White Wine Vinaigrette
Makes about 1/3 cup
Savory, Tangy, Tart, Fragrant
Here is one of the world’s classic salad dressings, welcome on almost any kind of green salad and on a host of other dishes as well. Because there are so few ingredients, their quality determines the success or failure of the dressing; it is essential to use the best ingredients available. Use the smaller amount of olive oil if you prefer a boldly tart vinaigrette; for a milder vinaigrette, use the full 4 tablespoons. For the lemon juice, let the flavor of the vinegar guide you. Some white wine vinegars are suave and complex, while others have either an unpleasant sharpness or what I call “holes,” gaps in flavor that lemon juice will usually fill; lemon juice will also smooth the sharpness in most instances.
1 small shallot
1 tablespoon best-quality white wine vinegar, such as Banyuls
1 teaspoon freshly squeezed lemon juice, or as needed
3 to 4 tablespoons extra-virgin olive oil
Black pepper in a mill
Put the shallot in a small bowl, add the vinegar and lemon juice, and season with salt. Let sit for 15 to 20 minutes.
Use a fork to mix in the olive oil. Season with several turns of black pepper. Taste, and correct for salt and pepper as needed. Use immediately.
Garlic Vinaigrette: Add 2 minced garlic cloves with the shallots.
Parsley Vinaigrette: Add 1 tablespoon minced fresh Italian parsley after adding the olive oil.
Simple Mustard Vinaigrette: Stir 2 teaspoons Dijon mustard into the shallot-and-vinegar mixture before adding salt.
Caper Vinaigrette: Rinse 1 tablespoon capers, chop them, and add along with the shallots.
Spiced Vinaigrette: Add about 1 teaspoon of an individual spice or herb.

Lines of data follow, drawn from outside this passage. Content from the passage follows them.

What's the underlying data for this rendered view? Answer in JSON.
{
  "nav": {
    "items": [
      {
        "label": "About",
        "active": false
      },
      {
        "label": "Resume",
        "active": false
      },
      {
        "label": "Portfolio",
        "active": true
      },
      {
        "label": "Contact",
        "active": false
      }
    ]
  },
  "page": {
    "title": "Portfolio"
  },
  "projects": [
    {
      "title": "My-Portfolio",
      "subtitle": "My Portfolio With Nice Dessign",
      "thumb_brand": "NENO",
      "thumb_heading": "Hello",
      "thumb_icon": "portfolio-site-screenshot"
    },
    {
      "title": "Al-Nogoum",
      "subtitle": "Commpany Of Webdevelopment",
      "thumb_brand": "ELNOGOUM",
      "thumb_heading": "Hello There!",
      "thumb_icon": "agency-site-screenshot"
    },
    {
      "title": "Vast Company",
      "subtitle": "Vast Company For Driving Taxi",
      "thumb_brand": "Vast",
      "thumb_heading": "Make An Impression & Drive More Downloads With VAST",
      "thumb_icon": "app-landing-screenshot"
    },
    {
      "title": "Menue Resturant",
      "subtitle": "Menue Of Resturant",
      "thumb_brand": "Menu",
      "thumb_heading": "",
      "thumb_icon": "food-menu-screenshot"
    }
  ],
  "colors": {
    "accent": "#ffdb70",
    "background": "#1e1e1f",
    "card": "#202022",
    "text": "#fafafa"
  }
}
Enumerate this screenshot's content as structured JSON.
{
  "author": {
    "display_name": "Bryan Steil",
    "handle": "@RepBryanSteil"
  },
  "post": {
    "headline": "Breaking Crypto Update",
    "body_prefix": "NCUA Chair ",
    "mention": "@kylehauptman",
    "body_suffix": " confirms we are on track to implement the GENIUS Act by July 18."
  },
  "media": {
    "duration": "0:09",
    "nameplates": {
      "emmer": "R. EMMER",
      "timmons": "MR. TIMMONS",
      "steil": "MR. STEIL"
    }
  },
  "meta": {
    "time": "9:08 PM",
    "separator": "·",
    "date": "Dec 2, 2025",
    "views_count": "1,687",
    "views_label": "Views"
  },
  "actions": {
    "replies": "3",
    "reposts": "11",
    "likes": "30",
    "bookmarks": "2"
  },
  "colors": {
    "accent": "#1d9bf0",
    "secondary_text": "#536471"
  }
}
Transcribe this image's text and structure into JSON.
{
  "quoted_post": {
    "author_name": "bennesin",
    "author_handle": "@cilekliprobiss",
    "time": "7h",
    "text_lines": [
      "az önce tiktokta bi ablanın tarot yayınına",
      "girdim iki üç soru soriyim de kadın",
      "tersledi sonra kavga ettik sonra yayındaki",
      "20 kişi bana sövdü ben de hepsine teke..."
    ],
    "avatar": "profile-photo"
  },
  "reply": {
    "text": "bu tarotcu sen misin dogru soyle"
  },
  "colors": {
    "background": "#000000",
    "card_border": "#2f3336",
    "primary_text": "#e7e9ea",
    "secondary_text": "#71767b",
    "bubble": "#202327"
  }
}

The best choices with this vinaigrette are ground coriander, cardamom, celery seeds, chervil, fennel seeds or pollen, and mustard seeds; good herbs to use are fresh chervil and tarragon, chopped.
Raspberry Vinaigrette: Replace the white wine vinegar with raspberry vinegar, preferably low acid (5 to 6 percent, no higher) and add a pinch of sugar along with the salt. If the raspberry flavor is too mild, add another pinch of sugar, not to make it sweet but to heighten the raspberry flavors.
BEST USES: Green salad; tomato salad; sliced cucumbers; onion salad; jasmine rice salad; grilled peach and burrata salad; sautéed fish; grilled shrimp with parsley; warm potato salad.